Today I’ll be reviewing the SteelSeries Sensei RAW. For anyone experiencing a little de ja vu, no it’s not a glitch in the Matrix. This is the Na’Vi Edition of the Sensei RAW, as opposed to the Original Sensei RAW review we did back in January, nor is it the Heat edition we checked out last week. Na’Vi, or Natus Vincere are a pro-gaming/esports team with a highly prestigious track record, including being the first ever team to win three major Counter-Strike tournaments in a single calendar year. So now they have their own version of the Sensei RAW, one of the most popular gaming mice on the market.
The Na’Vi Sensei RAW box is pretty slick looking, with an open door design which allows you to view the mouse itself rather than just looking at the pretty pictures of it. On the inside of the velcroed door is a short summary of the Na’Vi team and their accomplishments. The mouse itself is proudly displayed in its plastic prison whilst the rear of the box lists its key features in several languages. The packaging is made to a high standard, letting you know instantly that you’re buying a quality product.
The Sensei RAW is a comfortable mouse with modest styling. There are no awkward angles or weird bits sticking out like on some of the more Megatron-esque gaming mice out there. As a result, the Sensei fits snuggly in your hand, whether you’re browsing the web or getting your game on. The build quality is also extremely high, as we’ve come to expect from SteelSeries. Even though the Sensei RAW is has a plastic covering rather than the metal of its bigger brother, the Sensei, nothing feels cheap or tacky here.
Like I said this is no transformer in disguise, but neither is it trying to replicate the cockpit of an F-16 with 6000 buttons and switches. The Sensei has a modest 8 buttons; left and right click, two extra buttons on both the left and right side as well as the mouse wheel and the CPI toggle. For those of you new to the world of gaming mice, CPI stands for counts per inch and basically denotes how sensitive to movement your mouse is. The toggle switches the Sensei RAW between a lower sensitivity, more suited to browsing the web, and a high sensitivity for when you’re playing a game and need you movements to be both swift and precise.
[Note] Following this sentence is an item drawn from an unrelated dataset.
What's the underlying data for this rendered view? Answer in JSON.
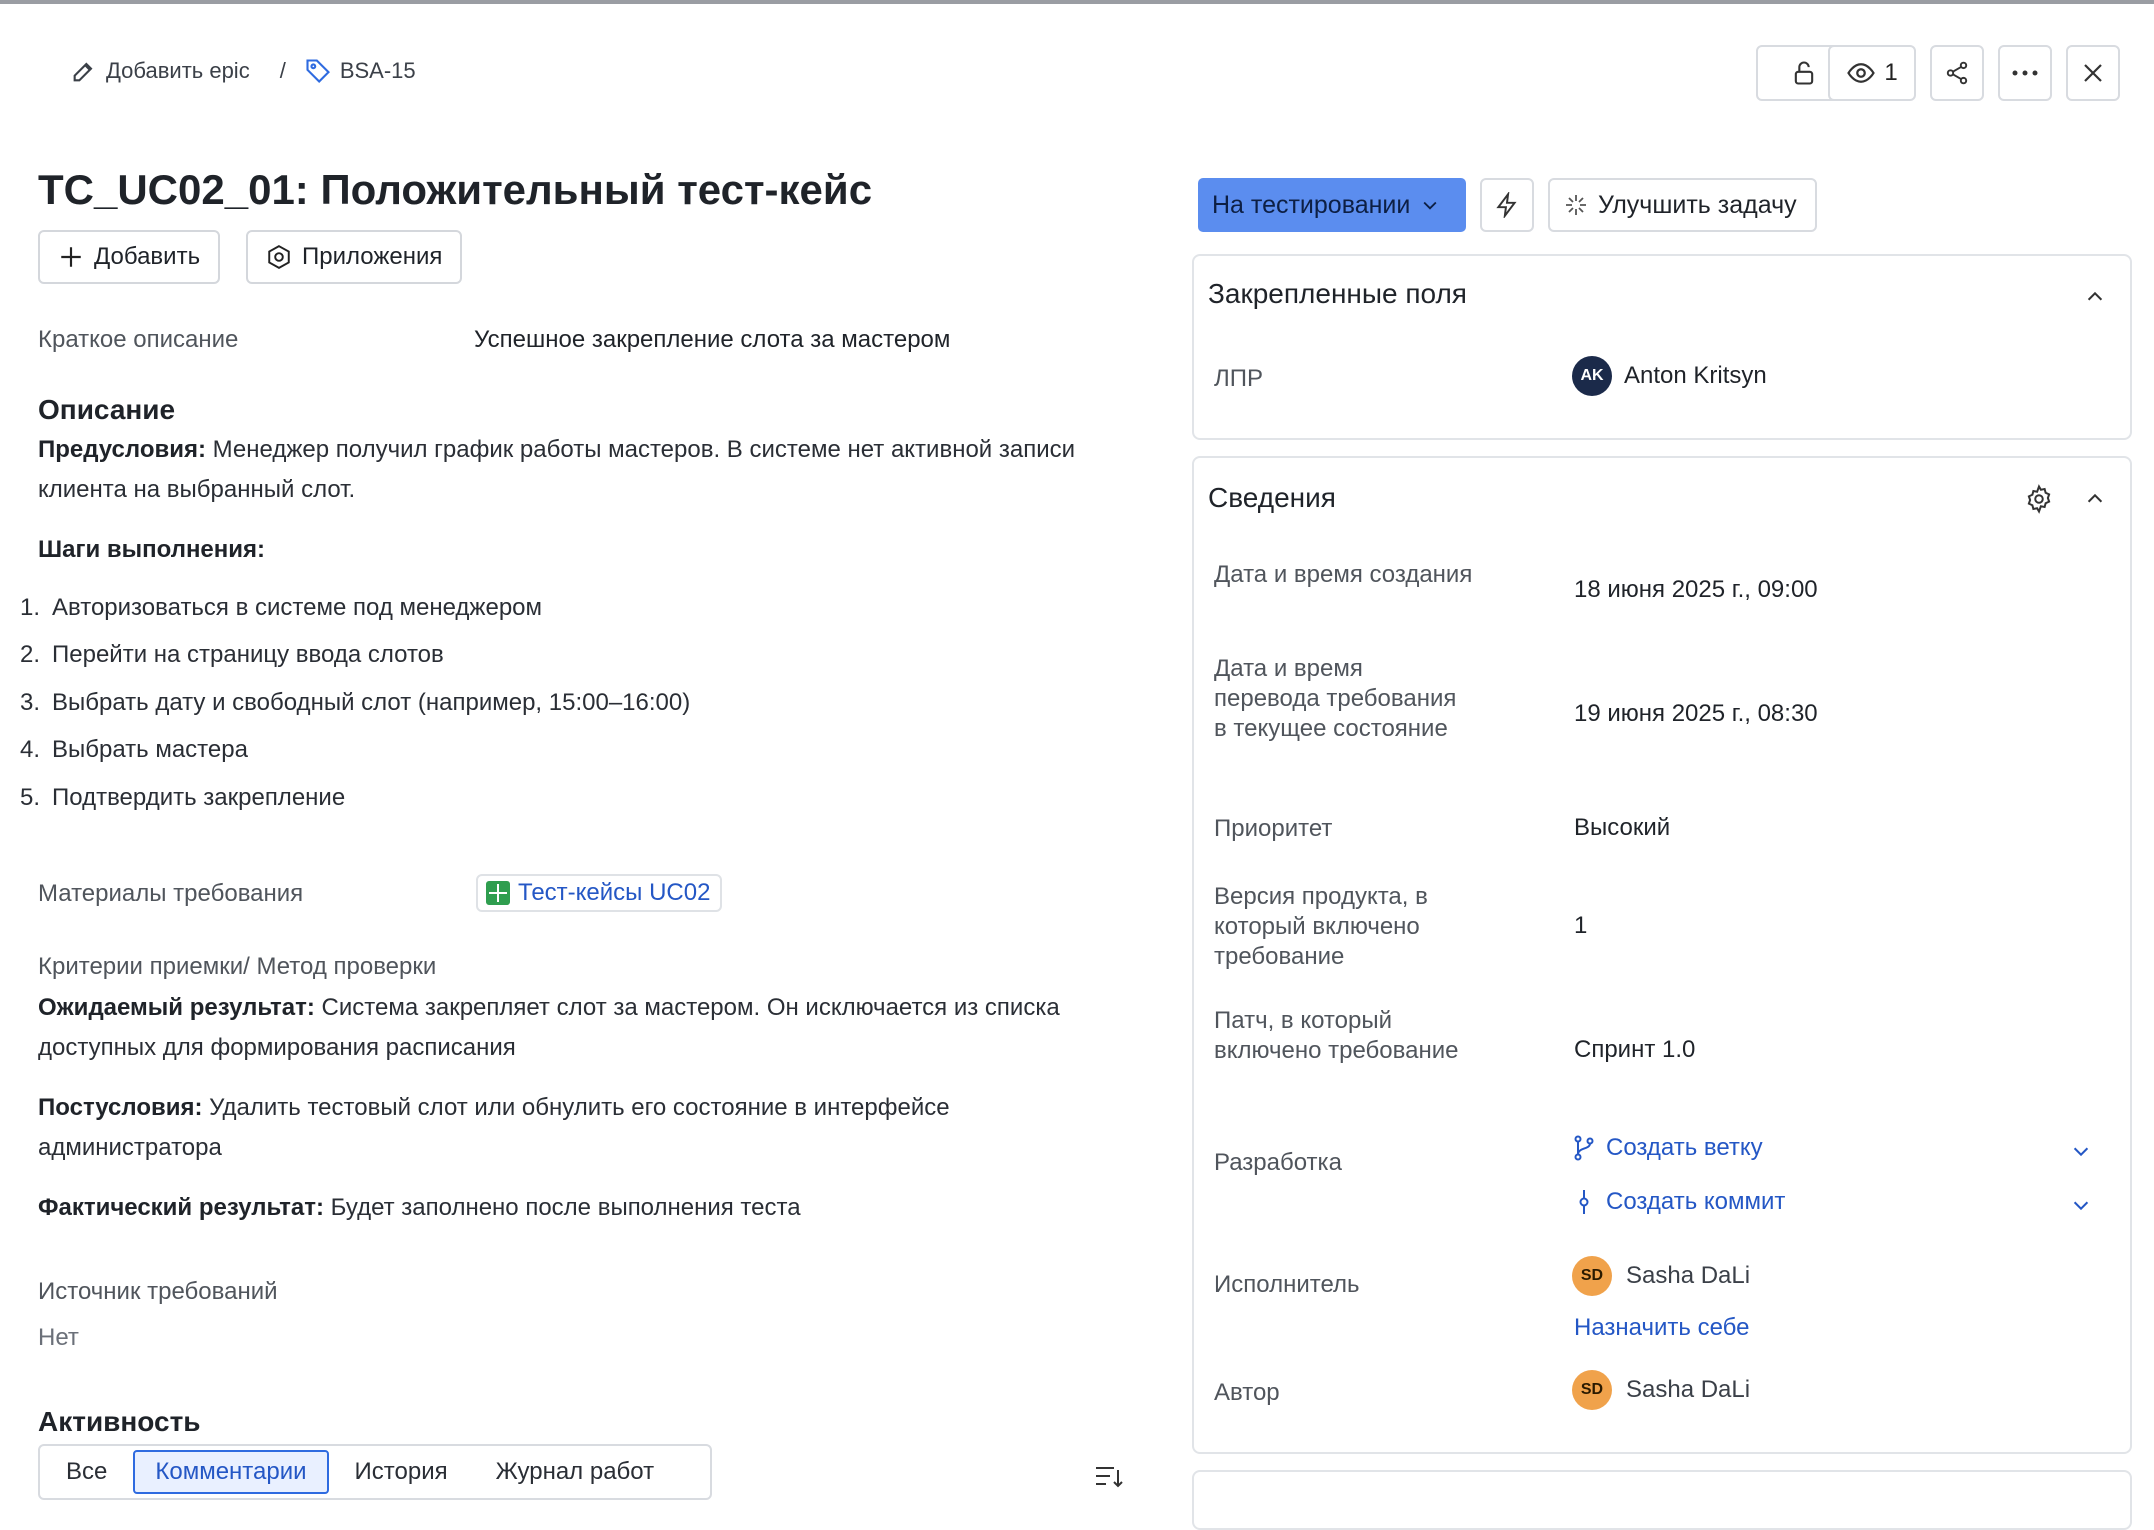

The other buttons are pretty straight forward and fully programmable, allowing you to bind the most common in-game commands to your mouse. The two extra buttons on the left side are easy to reach, however the two on the right suffer from being a bit awkward to click. They would be better positioned further towards to the fore of the mouse, however I suspect they are not to keep the mouse symmetrical for left handed users, who I assume have the same issues with the opposite buttons to me. It’s not a huge problem so much as a slight irritation.
I’ve danced around the elephant in the room for long enough so I might as well just get it over with. The Na’Vi Edition of the Sensei RAW is yellow…very yellow. And why shouldn’t it be, it is after all the team’s colour. However it is very garish and it obviously won’t be to everyone’s tastes. The pulsating yellow light around the Na’Vi logo and mouse wheel is a nice touch and it feels weird to be complementing this but it really pulls off a yellow light. Most yellow illuminations on hardware fail to impress, ending up looking very washed out and faint but not here; the Na’Vi shines brightly. Obviously fans of the team will want to pick this mouse up, but other than that you’re going to want to really love the colour yellow before you consider the Na’Vi edition over one of SteelSeries’ more modest models.
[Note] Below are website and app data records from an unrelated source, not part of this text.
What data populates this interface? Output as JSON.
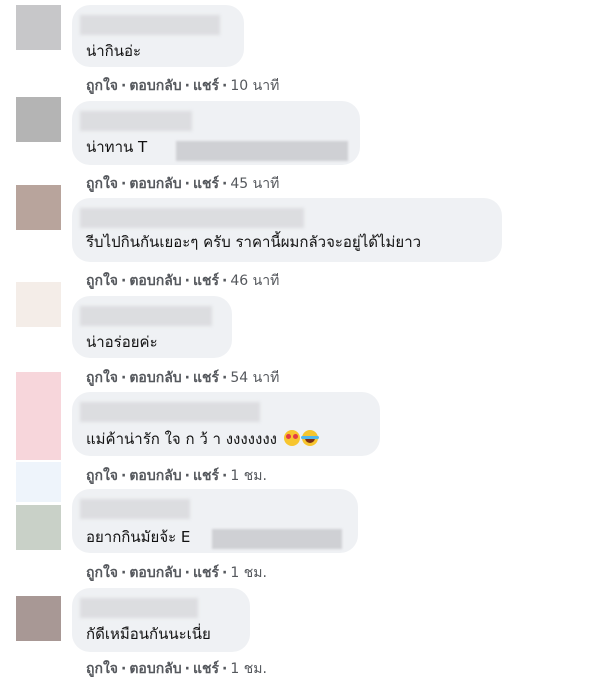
{
  "actions": {
    "like": "ถูกใจ",
    "reply": "ตอบกลับ",
    "share": "แชร์",
    "separator": "·"
  },
  "comments": [
    {
      "text": "น่ากินอ่ะ",
      "time": "10 นาที"
    },
    {
      "text": "น่าทาน T",
      "time": "45 นาที"
    },
    {
      "text": "รีบไปกินกันเยอะๆ ครับ ราคานี้ผมกลัวจะอยู่ได้ไม่ยาว",
      "time": "46 นาที"
    },
    {
      "text": "น่าอร่อยค่ะ",
      "time": "54 นาที"
    },
    {
      "text": "แม่ค้าน่ารัก ใจ ก ว้ า งงงงงงง",
      "time": "1 ชม."
    },
    {
      "text": "อยากกินมัยจ้ะ E",
      "time": "1 ชม."
    },
    {
      "text": "กัดีเหมือนกันนะเนี่ย",
      "time": "1 ชม."
    }
  ],
  "colors": {
    "avatars": [
      "#c7c7c9",
      "#b4b4b4",
      "#b8a49c",
      "#f4ede8",
      "#f7d6db",
      "#eef4fb",
      "#c9d1c8",
      "#a89895"
    ]
  },
  "emoji": [
    "heart-eyes-icon",
    "tears-of-joy-icon"
  ]
}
The accompanying software for the Sensei RAW is the SteelSeries Engine, which you’ll have to find on the product’s website as there is no disc included because we don’t live in the early 2000’s anymore. Once installed the Engine will automatically detect your mouse and present you with a series of options. The side bar shows you a list of pre-made profiles which you can alter, or you can create your own.
On the buttons tab you can reprogram what each button does whilst the settings page allows you to adjust the CPI count of the mouse for both the toggled modes, as well as giving options for altering the illumination intensity and pulsation frequency of the lighting. The properties tab allows you to set a certain profile to activate upon the launching of a specific program, meaning you can switch to your FPS set-up when you load up Counter-Strike. Finally the statistics tab lets you track your clicks for each button on the controller over a given period, letting you see which buttons you use the most often for example. Overall the software looks slick and is simple to use, so that’s two thumbs up from me.
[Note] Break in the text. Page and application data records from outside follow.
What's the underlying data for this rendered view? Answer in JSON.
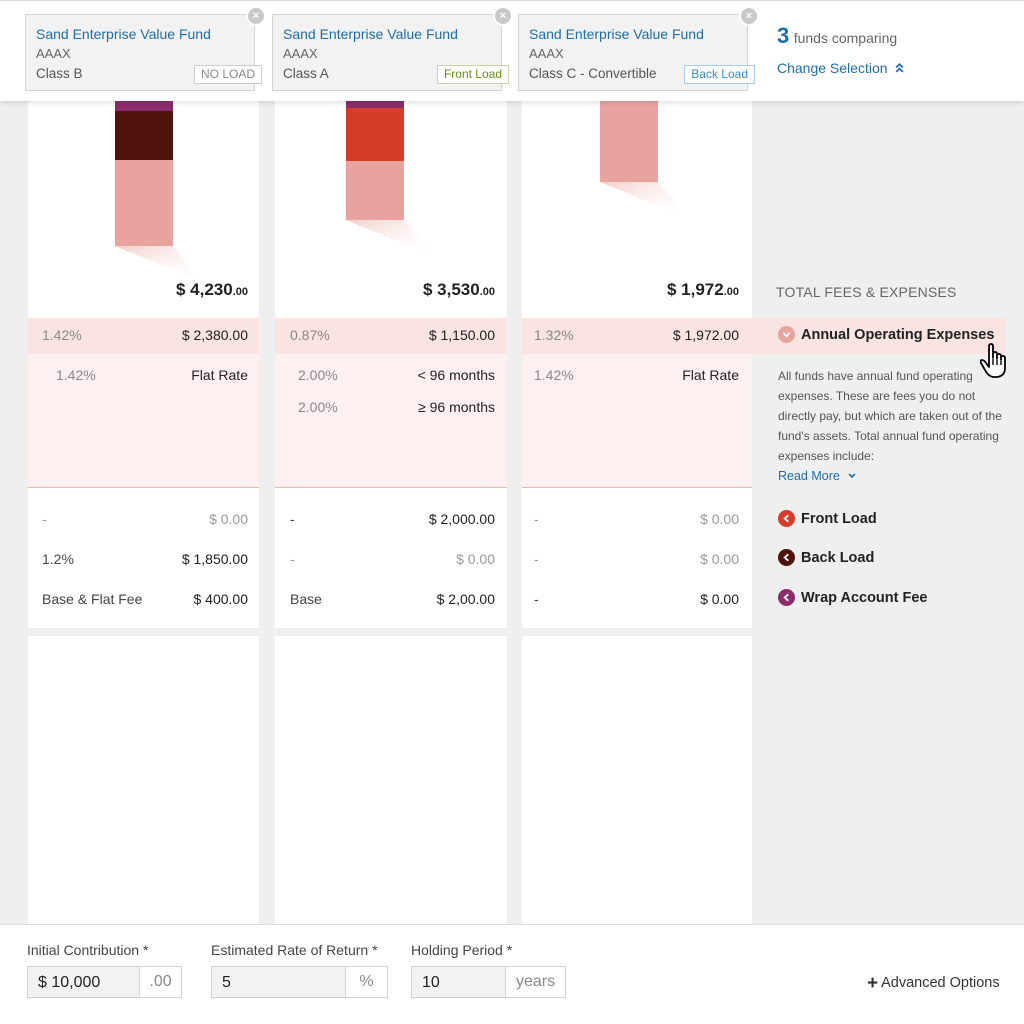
{
  "header": {
    "funds": [
      {
        "name": "Sand Enterprise Value Fund",
        "ticker": "AAAX",
        "class": "Class B",
        "load": "NO LOAD"
      },
      {
        "name": "Sand Enterprise Value Fund",
        "ticker": "AAAX",
        "class": "Class A",
        "load": "Front Load"
      },
      {
        "name": "Sand Enterprise Value Fund",
        "ticker": "AAAX",
        "class": "Class C - Convertible",
        "load": "Back Load"
      }
    ],
    "compare_count": "3",
    "compare_text": "funds comparing",
    "change_selection": "Change Selection",
    "close_glyph": "×"
  },
  "columns": [
    {
      "total_main": "$ 4,230",
      "total_cents": ".00",
      "aoe_pct": "1.42%",
      "aoe_amount": "$ 2,380.00",
      "detail_rows": [
        {
          "pct": "1.42%",
          "label": "Flat Rate"
        }
      ],
      "front_load": {
        "pct": "-",
        "amount": "$ 0.00"
      },
      "back_load": {
        "pct": "1.2%",
        "amount": "$ 1,850.00"
      },
      "wrap_fee": {
        "pct": "Base & Flat Fee",
        "amount": "$ 400.00"
      }
    },
    {
      "total_main": "$ 3,530",
      "total_cents": ".00",
      "aoe_pct": "0.87%",
      "aoe_amount": "$ 1,150.00",
      "detail_rows": [
        {
          "pct": "2.00%",
          "label": "< 96 months"
        },
        {
          "pct": "2.00%",
          "label": "≥ 96 months"
        }
      ],
      "front_load": {
        "pct": "-",
        "amount": "$ 2,000.00"
      },
      "back_load": {
        "pct": "-",
        "amount": "$ 0.00"
      },
      "wrap_fee": {
        "pct": "Base",
        "amount": "$ 2,00.00"
      }
    },
    {
      "total_main": "$ 1,972",
      "total_cents": ".00",
      "aoe_pct": "1.32%",
      "aoe_amount": "$ 1,972.00",
      "detail_rows": [
        {
          "pct": "1.42%",
          "label": "Flat Rate"
        }
      ],
      "front_load": {
        "pct": "-",
        "amount": "$ 0.00"
      },
      "back_load": {
        "pct": "-",
        "amount": "$ 0.00"
      },
      "wrap_fee": {
        "pct": "-",
        "amount": "$ 0.00"
      }
    }
  ],
  "legend": {
    "section_title": "TOTAL FEES & EXPENSES",
    "annual_operating": "Annual Operating Expenses",
    "description": "All funds have annual fund operating expenses. These are fees you do not directly pay, but which are taken out of the fund's assets. Total annual fund operating expenses include:",
    "read_more": "Read More",
    "front_load": "Front Load",
    "back_load": "Back Load",
    "wrap_fee": "Wrap Account Fee",
    "colors": {
      "annual_operating": "#e8a39e",
      "front_load": "#d63c28",
      "back_load": "#4e130b",
      "wrap_fee": "#8b2d6b"
    }
  },
  "inputs": {
    "initial_contribution": {
      "label": "Initial Contribution *",
      "value": "$ 10,000",
      "suffix": ".00"
    },
    "rate_of_return": {
      "label": "Estimated Rate of Return *",
      "value": "5",
      "suffix": "%"
    },
    "holding_period": {
      "label": "Holding Period *",
      "value": "10",
      "suffix": "years"
    },
    "advanced_options": "Advanced Options"
  }
}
The SteelSeries Sensei RAW is a great gaming mouse for the gamer on a modest budget, coming in with an RRP of £60 here in the UK, though you’ll find it cheaper than that online. However the Na’Vi version is a bit of a niche piece, catering mainly to fans of the esports team and those with a love for all things yellow. If you’re one of those people then the Sensei RAW Na’Vi edition is the mouse for you. For the rest of you, I’d advise checking out the SteelSeries website for a slightly less ostentatious model.
Should you buy?